- Directions for this task: Lines in the following data that contain the string "cheque" are to be counted. Report only their number.

Dataset rows for apps and sites
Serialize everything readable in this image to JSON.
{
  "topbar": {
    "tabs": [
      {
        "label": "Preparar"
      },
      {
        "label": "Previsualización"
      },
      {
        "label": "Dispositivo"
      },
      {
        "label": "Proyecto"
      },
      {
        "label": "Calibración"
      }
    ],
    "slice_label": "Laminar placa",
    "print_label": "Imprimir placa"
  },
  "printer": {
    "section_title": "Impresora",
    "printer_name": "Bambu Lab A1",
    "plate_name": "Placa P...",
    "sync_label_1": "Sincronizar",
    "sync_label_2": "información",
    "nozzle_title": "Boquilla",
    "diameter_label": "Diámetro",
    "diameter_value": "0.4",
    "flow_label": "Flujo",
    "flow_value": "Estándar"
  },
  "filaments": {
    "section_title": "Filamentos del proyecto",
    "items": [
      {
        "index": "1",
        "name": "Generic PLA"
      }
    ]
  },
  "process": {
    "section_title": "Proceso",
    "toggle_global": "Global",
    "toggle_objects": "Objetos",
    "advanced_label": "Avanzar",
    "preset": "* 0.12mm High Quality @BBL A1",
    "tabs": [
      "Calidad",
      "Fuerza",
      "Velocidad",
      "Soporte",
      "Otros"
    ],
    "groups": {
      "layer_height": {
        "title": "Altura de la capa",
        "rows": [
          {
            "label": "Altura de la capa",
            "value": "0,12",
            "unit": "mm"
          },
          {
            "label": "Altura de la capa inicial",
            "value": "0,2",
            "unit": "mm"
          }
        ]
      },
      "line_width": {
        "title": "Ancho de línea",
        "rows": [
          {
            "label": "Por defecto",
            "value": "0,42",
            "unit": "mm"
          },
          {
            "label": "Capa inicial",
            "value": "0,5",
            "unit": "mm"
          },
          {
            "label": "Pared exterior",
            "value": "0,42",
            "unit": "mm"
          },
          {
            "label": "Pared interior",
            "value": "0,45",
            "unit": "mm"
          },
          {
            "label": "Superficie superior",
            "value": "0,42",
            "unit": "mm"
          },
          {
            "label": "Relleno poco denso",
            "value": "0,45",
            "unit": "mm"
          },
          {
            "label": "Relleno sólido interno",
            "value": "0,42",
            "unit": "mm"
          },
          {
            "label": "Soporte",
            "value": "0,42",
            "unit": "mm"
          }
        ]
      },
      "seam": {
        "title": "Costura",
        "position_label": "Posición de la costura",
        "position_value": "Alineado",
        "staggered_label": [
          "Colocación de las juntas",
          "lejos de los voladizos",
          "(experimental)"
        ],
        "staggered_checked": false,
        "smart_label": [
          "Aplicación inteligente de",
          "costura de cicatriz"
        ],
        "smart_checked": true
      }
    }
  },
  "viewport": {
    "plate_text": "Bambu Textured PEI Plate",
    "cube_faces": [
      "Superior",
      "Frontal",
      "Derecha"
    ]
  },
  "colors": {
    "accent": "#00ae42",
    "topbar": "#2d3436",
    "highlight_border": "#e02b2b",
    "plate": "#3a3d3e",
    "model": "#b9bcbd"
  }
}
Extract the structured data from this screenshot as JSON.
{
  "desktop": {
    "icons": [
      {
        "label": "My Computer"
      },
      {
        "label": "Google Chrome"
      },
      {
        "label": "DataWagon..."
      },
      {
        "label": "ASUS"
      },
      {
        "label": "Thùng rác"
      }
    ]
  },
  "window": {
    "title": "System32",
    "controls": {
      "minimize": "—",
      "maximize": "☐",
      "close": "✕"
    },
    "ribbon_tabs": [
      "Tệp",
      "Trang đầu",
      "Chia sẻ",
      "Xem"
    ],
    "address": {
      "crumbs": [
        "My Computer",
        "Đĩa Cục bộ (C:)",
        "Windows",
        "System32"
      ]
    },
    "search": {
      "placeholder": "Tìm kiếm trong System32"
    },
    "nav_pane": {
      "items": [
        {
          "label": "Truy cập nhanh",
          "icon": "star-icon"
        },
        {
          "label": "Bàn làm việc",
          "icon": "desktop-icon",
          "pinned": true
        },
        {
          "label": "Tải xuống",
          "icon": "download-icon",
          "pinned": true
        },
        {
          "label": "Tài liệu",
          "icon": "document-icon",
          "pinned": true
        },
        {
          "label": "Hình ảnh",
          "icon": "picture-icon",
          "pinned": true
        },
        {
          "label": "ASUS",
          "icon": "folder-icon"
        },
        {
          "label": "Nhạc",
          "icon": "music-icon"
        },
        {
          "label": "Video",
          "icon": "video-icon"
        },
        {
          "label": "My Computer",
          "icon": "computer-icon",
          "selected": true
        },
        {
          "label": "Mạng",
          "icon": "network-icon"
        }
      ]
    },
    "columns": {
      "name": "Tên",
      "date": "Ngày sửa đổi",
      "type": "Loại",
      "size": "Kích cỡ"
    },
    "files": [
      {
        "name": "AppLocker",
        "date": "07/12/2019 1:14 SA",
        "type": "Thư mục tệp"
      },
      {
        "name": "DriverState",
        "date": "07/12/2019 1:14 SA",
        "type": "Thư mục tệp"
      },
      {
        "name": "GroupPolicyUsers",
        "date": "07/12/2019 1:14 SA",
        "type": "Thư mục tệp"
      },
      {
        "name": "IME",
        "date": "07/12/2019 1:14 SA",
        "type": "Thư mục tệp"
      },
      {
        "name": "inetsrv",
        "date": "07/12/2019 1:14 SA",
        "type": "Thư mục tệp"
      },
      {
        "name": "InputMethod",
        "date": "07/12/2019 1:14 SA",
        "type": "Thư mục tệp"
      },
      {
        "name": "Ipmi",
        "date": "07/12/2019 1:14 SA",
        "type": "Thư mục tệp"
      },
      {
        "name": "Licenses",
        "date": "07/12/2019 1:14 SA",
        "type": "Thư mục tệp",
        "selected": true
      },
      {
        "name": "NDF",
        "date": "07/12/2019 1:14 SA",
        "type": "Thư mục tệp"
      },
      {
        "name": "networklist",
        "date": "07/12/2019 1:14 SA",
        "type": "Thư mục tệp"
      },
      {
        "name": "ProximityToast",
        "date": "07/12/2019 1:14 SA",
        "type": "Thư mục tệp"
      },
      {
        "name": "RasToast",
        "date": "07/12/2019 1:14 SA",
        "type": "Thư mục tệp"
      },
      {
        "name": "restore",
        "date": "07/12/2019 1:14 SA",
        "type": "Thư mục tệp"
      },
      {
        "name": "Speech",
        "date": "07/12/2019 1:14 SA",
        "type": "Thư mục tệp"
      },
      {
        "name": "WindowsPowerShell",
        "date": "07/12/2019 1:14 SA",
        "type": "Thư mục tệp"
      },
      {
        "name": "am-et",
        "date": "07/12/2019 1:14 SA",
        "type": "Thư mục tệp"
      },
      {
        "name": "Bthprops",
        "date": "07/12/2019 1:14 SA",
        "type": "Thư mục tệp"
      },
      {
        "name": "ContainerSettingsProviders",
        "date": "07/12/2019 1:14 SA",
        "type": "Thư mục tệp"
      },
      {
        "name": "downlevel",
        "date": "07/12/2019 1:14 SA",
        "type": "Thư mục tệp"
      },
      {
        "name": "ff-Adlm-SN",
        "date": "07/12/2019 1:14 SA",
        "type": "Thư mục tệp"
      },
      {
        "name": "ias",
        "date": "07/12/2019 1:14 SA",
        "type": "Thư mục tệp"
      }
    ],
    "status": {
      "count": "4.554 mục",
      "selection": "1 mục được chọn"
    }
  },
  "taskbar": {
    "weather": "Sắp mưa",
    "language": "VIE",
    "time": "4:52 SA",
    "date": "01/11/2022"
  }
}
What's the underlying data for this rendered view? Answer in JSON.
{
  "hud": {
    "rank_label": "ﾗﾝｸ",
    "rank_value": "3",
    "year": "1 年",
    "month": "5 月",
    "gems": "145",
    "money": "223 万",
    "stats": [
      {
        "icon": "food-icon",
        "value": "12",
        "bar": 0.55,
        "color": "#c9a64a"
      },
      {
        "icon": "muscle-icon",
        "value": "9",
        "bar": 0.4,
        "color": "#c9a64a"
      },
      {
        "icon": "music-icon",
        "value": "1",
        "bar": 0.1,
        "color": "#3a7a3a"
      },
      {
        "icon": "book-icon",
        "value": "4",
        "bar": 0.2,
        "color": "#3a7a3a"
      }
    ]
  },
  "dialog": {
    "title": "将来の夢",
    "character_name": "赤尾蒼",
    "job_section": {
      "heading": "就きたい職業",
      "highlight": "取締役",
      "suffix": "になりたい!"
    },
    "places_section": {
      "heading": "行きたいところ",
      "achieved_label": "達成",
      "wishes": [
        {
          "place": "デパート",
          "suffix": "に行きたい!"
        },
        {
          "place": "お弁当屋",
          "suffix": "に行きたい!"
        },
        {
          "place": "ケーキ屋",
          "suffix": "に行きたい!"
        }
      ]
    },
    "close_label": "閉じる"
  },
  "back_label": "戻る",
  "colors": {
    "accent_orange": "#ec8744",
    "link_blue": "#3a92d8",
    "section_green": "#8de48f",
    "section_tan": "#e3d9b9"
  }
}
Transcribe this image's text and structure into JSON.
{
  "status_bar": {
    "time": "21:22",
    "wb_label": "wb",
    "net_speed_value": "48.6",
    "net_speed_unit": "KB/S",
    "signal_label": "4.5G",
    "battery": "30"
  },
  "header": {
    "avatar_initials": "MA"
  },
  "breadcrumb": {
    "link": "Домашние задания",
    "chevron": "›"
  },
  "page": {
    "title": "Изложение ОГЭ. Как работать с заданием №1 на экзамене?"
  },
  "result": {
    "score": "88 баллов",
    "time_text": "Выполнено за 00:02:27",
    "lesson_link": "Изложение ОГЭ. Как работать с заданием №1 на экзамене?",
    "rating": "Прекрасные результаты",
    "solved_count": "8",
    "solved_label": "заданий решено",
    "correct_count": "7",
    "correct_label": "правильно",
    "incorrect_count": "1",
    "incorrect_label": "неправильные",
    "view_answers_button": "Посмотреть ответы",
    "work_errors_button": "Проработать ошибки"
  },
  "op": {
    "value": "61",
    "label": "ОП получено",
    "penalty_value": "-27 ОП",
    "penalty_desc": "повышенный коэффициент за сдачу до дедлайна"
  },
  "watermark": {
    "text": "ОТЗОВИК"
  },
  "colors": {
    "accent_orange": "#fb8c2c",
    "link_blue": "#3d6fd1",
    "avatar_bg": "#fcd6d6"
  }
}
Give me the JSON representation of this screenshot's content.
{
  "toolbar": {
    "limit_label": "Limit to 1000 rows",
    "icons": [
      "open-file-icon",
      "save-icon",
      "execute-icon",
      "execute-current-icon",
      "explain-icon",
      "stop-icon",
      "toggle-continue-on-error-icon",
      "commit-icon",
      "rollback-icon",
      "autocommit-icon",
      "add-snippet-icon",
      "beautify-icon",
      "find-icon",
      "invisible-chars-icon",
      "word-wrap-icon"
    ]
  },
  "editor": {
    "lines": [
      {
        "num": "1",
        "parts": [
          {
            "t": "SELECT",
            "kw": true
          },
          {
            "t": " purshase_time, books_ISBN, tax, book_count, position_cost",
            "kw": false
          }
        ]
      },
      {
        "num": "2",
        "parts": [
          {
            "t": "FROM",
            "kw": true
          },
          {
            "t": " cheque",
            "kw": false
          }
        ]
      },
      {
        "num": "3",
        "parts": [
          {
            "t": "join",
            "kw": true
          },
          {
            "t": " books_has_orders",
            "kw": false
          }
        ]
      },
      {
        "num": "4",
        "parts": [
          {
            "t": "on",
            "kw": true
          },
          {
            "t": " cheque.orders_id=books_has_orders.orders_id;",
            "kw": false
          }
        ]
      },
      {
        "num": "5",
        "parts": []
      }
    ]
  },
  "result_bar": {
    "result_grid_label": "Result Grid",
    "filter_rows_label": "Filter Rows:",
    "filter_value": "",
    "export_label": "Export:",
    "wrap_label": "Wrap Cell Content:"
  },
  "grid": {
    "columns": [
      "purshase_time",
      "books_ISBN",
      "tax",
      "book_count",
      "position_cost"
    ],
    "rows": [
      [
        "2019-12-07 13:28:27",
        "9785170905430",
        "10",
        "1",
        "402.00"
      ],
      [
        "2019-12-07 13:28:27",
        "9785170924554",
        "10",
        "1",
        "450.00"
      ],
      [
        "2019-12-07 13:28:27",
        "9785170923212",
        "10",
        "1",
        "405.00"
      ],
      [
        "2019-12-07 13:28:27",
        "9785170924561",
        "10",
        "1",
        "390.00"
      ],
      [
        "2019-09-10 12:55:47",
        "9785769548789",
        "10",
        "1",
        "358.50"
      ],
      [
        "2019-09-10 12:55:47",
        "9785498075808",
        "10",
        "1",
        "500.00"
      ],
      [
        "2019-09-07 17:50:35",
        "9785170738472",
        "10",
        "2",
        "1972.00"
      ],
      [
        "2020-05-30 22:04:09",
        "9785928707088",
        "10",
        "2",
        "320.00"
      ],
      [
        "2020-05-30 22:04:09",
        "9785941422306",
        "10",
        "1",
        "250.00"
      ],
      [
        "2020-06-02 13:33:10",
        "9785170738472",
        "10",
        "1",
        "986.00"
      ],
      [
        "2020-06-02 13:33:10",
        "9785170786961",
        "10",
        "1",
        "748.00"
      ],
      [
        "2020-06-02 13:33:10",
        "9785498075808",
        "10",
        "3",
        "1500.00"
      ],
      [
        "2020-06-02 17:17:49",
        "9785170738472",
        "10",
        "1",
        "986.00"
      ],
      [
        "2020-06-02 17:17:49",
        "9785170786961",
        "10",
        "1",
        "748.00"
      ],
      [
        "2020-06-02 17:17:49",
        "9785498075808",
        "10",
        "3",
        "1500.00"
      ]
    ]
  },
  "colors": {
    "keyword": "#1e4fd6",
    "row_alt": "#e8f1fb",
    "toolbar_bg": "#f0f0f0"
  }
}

- Response: 2